“The US is run by corporate greed; that’s capitalism. Workers have no rights. The UAW constitution says we have basic rights, but they ignore it. This was the best contract they could come up with, they said, but it’s nothing but more two-tiers and wage freezes.”
Ricky, a worker with 17 years, said, “This is worldwide. Our brothers and sisters in Italy are being told their plants are going to close. But we’re not going to take food out of their mouths. They do the same thing to us here, threatening to close plants in the US and ship them out. I think we need to unify workers everywhere.”
Karen, a Chrysler worker with 14 years, added, “Cheap labor is going to be the new world order. I’m upset with Obama—I voted for him and believed he would change things. But he kept people from Bush’s cabinet and then he bailed out Wall Street and took six minutes out of my break time at Chrysler.
“They just want to keep taking and taking away while the executives get bonuses and profits. It doesn’t matter whether the Republicans or the Democrats are in there. They are all together.”
Referring to the contract vote, Karen added, “The election was fixed at Warren Truck. You can’t trust the union. Normally when we have a big turnout it’s because people are disgruntled and want their voices to be heard.
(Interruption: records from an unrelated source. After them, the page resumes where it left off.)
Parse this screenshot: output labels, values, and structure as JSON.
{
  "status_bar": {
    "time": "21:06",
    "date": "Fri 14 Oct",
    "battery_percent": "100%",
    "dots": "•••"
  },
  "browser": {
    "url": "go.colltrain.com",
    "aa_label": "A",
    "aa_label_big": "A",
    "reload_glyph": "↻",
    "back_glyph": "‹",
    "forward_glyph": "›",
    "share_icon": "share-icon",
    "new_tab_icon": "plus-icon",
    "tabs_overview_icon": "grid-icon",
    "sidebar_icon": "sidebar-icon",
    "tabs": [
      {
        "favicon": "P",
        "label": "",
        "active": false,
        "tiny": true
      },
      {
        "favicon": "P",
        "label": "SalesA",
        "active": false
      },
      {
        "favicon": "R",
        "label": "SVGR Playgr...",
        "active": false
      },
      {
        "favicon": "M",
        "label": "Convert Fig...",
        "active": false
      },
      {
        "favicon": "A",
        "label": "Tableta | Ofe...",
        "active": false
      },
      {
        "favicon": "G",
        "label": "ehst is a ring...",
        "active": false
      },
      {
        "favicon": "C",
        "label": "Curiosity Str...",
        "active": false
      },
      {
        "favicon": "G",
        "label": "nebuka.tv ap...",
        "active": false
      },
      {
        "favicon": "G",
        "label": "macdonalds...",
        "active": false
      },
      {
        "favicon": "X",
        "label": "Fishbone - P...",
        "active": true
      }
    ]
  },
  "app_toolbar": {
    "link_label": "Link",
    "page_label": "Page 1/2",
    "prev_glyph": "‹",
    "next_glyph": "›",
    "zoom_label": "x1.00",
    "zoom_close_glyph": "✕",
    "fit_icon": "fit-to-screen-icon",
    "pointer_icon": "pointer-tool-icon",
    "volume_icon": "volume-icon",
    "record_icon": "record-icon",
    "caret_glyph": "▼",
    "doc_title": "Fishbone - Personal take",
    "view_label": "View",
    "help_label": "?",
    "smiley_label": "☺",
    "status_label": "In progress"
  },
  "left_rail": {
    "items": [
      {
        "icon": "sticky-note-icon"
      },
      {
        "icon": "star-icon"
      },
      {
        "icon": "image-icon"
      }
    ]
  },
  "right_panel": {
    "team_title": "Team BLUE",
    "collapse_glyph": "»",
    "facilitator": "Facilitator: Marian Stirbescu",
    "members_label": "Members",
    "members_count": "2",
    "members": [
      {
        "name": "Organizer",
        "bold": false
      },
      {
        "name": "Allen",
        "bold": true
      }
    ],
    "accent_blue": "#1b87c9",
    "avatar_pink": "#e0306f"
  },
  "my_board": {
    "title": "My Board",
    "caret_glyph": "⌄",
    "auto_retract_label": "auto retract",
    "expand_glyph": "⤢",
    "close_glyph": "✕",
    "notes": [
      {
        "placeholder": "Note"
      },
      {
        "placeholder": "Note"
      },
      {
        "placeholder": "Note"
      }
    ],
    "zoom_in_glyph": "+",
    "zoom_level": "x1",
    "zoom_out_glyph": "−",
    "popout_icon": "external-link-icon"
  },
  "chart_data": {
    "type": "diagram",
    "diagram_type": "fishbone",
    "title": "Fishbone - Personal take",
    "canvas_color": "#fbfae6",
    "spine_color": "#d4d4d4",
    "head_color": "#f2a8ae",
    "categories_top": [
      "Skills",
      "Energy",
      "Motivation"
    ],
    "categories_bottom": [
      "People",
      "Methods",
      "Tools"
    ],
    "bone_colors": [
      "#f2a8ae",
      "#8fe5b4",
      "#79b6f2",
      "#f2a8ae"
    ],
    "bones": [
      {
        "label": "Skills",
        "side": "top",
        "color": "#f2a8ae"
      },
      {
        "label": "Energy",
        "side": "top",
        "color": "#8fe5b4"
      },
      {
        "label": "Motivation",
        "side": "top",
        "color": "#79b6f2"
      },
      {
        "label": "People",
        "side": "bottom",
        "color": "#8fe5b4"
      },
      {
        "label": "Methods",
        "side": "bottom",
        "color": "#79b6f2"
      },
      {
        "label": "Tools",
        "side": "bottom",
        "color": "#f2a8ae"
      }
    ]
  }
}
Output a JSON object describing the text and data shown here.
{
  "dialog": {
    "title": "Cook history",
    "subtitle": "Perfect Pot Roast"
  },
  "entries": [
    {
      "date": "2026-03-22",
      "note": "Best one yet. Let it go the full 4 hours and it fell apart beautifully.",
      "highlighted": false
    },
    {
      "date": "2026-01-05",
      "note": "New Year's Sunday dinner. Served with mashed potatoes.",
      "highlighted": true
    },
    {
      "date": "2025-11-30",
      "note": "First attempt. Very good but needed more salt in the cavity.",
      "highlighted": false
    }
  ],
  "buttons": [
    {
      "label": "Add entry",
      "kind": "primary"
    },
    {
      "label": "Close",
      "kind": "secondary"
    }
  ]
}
Nine out of 10 times they want to vote against something. This time, the UAW said 70 percent of the workers voted for the contract. Nobody believes it.
“The UAW is part owner of the company, and I’m supposed to think they are going to negotiate the best deal on my behalf? They try to get workers thinking just about themselves and to forget about the next generation working for two-tier wages. The union reps say, ‘you ought to be happy you have a job’ and say the plant will close if you resist.
“The UAW is supposed to support us—but they don’t. They have a big resort at Black Lake, and there’s lots of waste and over-the-top things. Now they are using the VEBA as an investment fund to make money.
“Workers feel it is time for a new organization. What else can we lose? They’ve cut our break time by six minutes. We’re already at the bottom. Inside the factory we share pain pills all day long. It’s like ‘Who’s got the Aleve?’ ‘Where’s the Tylenol?’ The aging workers, especially, are moaning and groaning just trying to make a dollar.”
Every section of the working class is facing the same conditions, she said. “My mom used to work at the Chevy Gear & Axle plant and retired before it was sold off to American Axle. Now they are threatening to go after her benefits.
“It’s not only a recession, it’s a depression. My friend’s husband works at a rental storage place in Sterling Heights. He went to get property out of one of the units that was abandoned, and when he opened the door there was a whole family living inside, two kids and their parents. He was amazed and shocked. How do you evict a family from a storage unit? This is how bad conditions are getting. There is going to have to be a change.”
Commenting on the protests against Wall Street, Karen said, “They are wonderful and beautiful—I support them all the way. But the union passed out a leaflet in the factory saying they supported the Occupy Detroit protests. I said to myself, ‘Wait a minute, how can they help? They’re the problem.’”